Task directions »
Would you count how many lines of the material below hold the string "list"? Give only the number.

Records shown »
- Opening Delimiter -

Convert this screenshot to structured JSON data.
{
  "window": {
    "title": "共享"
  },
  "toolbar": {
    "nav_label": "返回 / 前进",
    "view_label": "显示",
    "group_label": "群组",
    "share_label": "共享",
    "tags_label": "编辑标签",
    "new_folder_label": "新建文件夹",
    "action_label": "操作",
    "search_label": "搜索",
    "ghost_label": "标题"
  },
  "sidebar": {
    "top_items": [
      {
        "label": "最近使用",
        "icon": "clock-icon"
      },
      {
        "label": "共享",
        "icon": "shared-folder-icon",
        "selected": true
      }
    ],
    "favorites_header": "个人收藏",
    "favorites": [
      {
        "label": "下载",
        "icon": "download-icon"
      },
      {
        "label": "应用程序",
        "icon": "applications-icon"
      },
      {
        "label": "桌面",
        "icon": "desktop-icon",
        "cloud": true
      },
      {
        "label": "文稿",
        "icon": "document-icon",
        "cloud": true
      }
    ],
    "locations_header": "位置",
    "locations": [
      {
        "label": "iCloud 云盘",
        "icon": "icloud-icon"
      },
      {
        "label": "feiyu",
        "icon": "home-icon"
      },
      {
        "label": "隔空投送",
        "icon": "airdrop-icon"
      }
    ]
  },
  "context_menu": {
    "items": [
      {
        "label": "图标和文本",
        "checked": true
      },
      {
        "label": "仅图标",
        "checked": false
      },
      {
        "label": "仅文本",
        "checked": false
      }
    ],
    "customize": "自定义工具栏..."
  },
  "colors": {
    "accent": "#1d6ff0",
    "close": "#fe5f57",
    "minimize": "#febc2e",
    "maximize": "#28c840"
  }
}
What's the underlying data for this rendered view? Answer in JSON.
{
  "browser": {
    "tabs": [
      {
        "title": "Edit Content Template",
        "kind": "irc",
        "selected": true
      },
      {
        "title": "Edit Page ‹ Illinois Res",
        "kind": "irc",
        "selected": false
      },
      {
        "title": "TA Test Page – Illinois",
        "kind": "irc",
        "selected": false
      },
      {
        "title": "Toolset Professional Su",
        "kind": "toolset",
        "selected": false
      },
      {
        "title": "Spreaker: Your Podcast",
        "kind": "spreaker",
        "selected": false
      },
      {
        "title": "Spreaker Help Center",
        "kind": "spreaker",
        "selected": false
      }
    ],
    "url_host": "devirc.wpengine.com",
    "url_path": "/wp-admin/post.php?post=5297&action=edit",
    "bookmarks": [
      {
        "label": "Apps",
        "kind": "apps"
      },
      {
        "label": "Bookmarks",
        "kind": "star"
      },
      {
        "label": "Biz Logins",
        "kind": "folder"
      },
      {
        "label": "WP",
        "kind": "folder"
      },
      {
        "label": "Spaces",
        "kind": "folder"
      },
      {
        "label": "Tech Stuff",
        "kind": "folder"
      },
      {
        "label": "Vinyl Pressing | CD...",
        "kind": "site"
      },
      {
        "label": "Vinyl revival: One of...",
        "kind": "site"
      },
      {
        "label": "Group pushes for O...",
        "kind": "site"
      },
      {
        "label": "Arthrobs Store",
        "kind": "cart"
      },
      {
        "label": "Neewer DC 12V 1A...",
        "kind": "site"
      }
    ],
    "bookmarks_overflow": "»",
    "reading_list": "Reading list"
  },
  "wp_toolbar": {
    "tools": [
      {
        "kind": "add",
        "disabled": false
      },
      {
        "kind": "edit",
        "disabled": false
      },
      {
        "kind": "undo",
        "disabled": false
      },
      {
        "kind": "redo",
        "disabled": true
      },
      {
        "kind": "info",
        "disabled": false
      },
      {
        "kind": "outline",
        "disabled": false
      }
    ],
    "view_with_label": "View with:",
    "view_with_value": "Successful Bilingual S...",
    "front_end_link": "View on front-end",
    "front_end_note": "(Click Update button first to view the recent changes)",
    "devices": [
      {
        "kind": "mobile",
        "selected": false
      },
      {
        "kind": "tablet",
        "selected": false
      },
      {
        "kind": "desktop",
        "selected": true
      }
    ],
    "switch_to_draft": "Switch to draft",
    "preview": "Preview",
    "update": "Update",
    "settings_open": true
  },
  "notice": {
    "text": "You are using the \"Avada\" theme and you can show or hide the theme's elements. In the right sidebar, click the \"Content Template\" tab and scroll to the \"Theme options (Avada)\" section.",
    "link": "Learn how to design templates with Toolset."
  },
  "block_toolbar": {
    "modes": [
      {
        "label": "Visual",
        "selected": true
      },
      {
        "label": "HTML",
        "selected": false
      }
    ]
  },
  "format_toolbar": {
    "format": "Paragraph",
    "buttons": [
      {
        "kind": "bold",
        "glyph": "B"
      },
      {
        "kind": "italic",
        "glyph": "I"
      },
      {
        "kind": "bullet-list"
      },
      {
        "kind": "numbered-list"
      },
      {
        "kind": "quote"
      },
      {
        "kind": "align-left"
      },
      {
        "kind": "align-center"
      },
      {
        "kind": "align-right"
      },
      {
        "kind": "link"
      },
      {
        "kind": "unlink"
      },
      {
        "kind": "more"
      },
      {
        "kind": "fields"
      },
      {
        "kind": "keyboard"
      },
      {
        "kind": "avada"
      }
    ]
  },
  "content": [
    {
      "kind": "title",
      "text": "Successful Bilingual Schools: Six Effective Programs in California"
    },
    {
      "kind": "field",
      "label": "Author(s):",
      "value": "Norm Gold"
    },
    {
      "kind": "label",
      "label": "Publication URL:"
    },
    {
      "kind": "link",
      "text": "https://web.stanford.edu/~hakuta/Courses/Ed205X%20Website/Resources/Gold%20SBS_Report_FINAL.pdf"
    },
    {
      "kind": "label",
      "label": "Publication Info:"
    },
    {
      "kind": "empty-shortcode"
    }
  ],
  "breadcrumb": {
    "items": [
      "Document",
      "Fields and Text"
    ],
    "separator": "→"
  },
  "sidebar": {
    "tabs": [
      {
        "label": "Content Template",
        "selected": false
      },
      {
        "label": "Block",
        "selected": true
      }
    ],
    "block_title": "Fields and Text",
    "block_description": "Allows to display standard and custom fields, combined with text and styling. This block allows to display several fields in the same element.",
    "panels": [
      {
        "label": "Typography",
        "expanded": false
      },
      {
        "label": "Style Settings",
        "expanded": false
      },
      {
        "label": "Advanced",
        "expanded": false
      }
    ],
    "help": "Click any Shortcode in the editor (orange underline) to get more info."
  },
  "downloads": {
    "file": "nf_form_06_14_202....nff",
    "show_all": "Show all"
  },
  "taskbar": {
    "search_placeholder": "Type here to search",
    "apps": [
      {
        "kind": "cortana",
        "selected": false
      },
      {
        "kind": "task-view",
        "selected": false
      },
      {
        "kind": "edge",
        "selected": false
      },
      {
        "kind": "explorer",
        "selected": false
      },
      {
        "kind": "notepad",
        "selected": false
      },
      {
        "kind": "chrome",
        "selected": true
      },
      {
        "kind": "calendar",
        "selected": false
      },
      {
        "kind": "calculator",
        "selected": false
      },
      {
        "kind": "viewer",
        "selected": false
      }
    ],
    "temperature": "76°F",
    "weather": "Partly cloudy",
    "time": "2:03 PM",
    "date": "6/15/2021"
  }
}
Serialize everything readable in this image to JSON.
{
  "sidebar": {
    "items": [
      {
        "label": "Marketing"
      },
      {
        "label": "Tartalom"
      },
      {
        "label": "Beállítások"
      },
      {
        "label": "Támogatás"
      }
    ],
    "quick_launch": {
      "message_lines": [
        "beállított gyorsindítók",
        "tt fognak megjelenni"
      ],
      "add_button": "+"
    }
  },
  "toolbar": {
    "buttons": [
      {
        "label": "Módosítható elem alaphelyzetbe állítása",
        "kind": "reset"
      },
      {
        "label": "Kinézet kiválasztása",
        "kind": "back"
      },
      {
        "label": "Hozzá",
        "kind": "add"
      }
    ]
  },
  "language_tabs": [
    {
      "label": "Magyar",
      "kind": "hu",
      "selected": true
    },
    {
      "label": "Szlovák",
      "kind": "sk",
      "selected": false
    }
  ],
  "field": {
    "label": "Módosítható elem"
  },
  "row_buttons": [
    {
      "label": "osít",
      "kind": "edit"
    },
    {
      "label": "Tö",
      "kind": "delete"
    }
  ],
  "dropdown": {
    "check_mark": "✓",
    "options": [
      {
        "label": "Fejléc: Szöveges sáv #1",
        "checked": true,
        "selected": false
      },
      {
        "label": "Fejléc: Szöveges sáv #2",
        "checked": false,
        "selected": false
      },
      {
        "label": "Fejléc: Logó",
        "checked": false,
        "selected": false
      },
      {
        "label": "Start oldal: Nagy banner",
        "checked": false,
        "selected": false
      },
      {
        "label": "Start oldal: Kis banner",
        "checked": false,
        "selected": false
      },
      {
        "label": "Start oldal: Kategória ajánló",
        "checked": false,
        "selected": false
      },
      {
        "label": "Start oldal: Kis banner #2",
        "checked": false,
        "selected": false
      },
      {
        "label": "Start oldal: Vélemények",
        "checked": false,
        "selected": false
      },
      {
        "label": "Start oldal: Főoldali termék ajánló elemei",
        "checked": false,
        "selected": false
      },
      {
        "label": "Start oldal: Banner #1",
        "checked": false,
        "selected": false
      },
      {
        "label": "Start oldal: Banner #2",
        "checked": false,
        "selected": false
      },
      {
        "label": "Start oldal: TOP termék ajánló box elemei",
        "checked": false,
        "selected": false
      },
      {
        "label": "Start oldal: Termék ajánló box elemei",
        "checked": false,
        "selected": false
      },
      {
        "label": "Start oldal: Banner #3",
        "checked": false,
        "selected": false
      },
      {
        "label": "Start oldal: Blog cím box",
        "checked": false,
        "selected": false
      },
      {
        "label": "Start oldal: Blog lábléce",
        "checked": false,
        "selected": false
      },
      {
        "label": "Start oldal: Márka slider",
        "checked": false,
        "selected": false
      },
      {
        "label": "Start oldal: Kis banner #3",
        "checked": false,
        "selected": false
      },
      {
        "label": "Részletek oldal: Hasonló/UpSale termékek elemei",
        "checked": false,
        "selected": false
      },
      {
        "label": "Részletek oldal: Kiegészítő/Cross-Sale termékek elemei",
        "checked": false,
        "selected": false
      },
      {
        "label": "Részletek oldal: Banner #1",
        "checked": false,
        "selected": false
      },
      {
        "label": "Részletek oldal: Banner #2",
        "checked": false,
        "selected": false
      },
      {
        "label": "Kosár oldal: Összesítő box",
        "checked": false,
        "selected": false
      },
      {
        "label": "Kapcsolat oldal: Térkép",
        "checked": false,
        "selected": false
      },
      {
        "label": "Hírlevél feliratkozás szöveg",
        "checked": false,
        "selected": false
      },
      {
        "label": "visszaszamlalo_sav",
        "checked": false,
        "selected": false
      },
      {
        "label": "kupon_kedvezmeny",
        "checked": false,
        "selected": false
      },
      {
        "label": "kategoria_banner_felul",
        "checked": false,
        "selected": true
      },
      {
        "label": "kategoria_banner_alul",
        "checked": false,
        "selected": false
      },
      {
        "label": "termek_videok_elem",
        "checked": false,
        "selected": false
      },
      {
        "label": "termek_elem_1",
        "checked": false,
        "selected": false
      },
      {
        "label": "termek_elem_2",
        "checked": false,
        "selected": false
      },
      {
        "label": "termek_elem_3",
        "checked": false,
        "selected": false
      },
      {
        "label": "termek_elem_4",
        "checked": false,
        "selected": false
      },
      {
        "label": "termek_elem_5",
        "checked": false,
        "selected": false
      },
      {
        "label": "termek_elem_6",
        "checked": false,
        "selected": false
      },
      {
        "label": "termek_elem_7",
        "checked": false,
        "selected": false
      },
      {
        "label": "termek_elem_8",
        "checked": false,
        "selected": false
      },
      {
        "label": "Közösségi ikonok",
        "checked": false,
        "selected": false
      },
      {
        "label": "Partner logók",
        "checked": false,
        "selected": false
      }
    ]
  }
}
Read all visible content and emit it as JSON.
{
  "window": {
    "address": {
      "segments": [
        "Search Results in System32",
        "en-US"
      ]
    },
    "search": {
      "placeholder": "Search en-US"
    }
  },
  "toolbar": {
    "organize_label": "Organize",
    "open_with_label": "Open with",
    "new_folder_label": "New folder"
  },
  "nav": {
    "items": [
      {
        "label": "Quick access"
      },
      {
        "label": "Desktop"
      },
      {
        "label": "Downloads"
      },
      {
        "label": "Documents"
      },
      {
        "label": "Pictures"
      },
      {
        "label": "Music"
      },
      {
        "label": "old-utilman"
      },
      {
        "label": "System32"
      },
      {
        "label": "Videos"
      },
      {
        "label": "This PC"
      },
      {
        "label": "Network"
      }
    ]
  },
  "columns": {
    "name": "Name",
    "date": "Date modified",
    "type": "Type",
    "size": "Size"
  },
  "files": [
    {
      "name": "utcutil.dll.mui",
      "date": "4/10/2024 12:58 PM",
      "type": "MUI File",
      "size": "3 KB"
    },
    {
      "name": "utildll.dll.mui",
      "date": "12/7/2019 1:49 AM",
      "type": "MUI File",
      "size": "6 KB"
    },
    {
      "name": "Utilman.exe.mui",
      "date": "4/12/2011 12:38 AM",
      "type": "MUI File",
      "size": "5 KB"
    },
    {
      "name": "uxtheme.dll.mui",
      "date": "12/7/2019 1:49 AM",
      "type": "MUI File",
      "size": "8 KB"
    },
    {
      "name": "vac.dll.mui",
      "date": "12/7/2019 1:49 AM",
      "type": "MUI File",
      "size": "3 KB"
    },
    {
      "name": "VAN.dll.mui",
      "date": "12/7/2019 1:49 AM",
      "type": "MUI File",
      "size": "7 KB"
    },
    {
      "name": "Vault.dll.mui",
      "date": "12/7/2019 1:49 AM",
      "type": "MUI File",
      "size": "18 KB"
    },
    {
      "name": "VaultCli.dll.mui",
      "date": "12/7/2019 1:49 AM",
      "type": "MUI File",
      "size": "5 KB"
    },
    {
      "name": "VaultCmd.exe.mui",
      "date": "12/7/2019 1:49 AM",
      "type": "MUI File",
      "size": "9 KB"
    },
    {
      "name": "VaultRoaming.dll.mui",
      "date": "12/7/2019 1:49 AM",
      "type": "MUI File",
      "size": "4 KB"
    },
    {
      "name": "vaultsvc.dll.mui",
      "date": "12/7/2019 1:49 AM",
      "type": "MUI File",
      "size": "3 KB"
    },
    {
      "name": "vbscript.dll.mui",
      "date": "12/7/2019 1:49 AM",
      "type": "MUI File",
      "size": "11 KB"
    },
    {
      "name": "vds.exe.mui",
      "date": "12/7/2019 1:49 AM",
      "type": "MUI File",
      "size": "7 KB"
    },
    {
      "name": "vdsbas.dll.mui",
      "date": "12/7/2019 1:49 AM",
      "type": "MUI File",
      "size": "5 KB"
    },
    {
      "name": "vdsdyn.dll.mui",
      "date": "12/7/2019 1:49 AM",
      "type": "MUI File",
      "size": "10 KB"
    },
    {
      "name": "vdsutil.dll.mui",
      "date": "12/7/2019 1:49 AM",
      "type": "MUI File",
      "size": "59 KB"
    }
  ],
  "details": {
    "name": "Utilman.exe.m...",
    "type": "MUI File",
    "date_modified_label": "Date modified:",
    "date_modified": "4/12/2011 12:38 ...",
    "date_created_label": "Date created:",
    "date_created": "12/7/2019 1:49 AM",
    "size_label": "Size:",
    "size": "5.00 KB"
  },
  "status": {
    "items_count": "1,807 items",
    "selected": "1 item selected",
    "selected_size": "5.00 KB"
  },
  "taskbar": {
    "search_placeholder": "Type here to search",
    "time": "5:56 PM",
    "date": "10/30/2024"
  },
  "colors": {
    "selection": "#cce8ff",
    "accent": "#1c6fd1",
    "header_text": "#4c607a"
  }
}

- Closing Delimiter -

Solution to this exercise »
3